This collection was made in collaboration with 2 brands
Tinge, created the 5 royal glosses to mimic the embelished fabric and jewels our ancestors wore.
Bronze gloss- Agrapatta
Gold gloss -Keyuras
Diamond gloss- Simanta
Blue gloss - Srinkhalas
Red gloss - Kajju
Ananya who invest in the intangible value of hand crafted pieces that are immersed in a rich history yet emerge from a contemporary cultural context. Zardosi is a traditional hand craft, the origins of which can be traced back to the Rig Vedic era in India. The term literally translates to “gold sewing”, derived from the Persian words zarin and dozi. A craft that prospered across Central Asia, it’s Persian essence shaped the evolution of the craft in India with the dawn of the Mughal era. Zardosi embroidered cloth was historically used to adorn the walls of royal tents, scabbards, wall hangings and the royals themselves. Although pure gold and silver threads were used to embellish fabric, contemporary artisans make use of copper wire and silk threads dyed in shimmering polish. Zardosi also often incorporates pearls, beads and stones to elevate the opulence of the fabric. The intricacies of working with fine threads and delicate fabric necessitate a high degree of skill and patience. A Zardosi embroidered saree for instance, could take an artisan up to 30 days to complete by hand.
Amrapalli-Temple jewellery today is often adorned on occasions we consider auspicious or significant in our lives -from marriages to baby showers-. The jewellery is emblematic of invoking blessings from the heavens and a whole devotion to God. This spiritual value comprises the very essence of temple jewellery, the origins of which can be traced back to the 9th Century BC, under the reign of the Chola dynasty in Southern India. The rulers donated exquisite pieces of handcrafted jewellery that were used to adorn the deities of gods and goddesses in the temples. Festivals and special occasions further saw these pieces of art being produced in abundance.

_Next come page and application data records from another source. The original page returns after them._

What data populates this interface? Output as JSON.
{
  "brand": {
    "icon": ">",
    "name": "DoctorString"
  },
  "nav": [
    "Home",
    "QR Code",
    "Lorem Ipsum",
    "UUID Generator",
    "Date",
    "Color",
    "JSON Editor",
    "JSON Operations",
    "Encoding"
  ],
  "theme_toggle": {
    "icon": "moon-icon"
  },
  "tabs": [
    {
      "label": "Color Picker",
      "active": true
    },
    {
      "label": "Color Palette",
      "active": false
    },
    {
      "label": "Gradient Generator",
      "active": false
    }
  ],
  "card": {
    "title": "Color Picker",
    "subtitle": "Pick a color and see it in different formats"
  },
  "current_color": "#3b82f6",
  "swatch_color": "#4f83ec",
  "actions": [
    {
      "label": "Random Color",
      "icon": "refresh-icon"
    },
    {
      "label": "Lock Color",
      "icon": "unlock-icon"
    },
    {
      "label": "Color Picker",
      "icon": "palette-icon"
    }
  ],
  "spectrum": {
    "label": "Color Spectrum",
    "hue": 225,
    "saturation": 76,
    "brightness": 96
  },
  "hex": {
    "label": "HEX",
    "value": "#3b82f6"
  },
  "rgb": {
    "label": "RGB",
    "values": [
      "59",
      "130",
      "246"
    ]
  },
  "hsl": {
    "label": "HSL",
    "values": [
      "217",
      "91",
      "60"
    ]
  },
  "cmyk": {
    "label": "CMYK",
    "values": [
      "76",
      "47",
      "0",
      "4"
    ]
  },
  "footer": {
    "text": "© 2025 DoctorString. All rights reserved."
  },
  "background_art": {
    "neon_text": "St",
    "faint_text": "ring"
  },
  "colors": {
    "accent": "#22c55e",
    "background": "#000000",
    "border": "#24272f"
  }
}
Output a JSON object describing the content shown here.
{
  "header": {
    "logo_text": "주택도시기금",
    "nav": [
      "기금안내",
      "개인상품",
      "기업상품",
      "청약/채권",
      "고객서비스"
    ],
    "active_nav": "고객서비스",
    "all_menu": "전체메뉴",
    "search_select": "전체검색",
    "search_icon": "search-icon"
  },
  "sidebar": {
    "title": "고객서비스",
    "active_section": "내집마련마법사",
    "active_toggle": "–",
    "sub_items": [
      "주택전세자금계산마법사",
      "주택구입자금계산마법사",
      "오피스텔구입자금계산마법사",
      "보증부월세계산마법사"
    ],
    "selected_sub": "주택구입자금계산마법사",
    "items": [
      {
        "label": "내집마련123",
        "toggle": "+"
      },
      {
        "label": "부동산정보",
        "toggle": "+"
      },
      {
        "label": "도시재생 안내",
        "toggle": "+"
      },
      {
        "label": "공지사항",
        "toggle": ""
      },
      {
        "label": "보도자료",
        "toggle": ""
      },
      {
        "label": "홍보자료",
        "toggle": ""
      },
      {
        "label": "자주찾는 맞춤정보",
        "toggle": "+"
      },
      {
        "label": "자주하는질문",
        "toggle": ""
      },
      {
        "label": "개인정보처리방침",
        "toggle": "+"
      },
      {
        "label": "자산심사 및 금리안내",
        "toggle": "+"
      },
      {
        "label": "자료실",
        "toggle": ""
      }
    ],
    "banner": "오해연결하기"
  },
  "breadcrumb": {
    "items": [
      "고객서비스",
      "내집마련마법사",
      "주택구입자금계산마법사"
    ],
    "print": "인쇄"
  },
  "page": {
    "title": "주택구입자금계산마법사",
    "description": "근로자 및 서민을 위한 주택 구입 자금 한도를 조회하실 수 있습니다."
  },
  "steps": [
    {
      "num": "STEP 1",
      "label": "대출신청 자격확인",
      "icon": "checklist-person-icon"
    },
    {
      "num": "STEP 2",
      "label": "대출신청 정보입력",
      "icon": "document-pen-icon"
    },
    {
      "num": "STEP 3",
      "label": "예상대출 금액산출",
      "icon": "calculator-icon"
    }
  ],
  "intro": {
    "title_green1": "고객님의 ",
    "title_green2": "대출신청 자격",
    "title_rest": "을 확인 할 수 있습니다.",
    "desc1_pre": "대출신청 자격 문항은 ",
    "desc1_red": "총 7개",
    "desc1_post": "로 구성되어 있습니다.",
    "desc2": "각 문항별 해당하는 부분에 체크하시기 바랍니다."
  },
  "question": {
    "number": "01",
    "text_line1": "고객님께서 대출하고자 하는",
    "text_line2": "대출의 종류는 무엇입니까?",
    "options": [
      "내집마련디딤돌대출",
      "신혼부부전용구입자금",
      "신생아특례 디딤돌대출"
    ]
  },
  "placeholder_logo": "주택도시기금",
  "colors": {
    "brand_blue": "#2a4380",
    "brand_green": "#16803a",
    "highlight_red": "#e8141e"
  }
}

Most temples at the time housed small workshops with skilled artisans that were commissioned by the rulers. The jewellery was carved exclusively in pure gold and additionally embellished with precious stones like rubies, diamonds, pearls and emeralds. The colour of the stones chosen often have deeper religious connotations. Rubies for example, are said to represent the aura of Goddess Laxmi and prosperity. The artisans most often reproduced the illustrative temple architecture resulting in intricately carved pieces of jewellery. The motifs and designs of temple jewellery are thus vivid representations of Hindu temple architecture and Gods. Flowers, (the lotus in particular), birds, waves and peacocks are all common features in the jewellery. Although rooted in religious conceptions, the craftsmanship and history these pieces of jewellery embody, are symbolic of a larger richness of Indian culture.
This spring, Amrapali presents a curated collection of jhumkas, necklaces, chokers, bangles and anklets inspired by the temples of the South, at Ananya!
Not tested on animals
CRUELTY FREE : VEGAN : ORGANIC
Shelf life upto 24 months from the date of opening.
NOTE: There might be a slight variation in the shade of the actual product and the image shown on the screen, due to the screen resolution and photography effects.
PLEASE NOTE: The miniatures are not customisable at the store. It is available only online.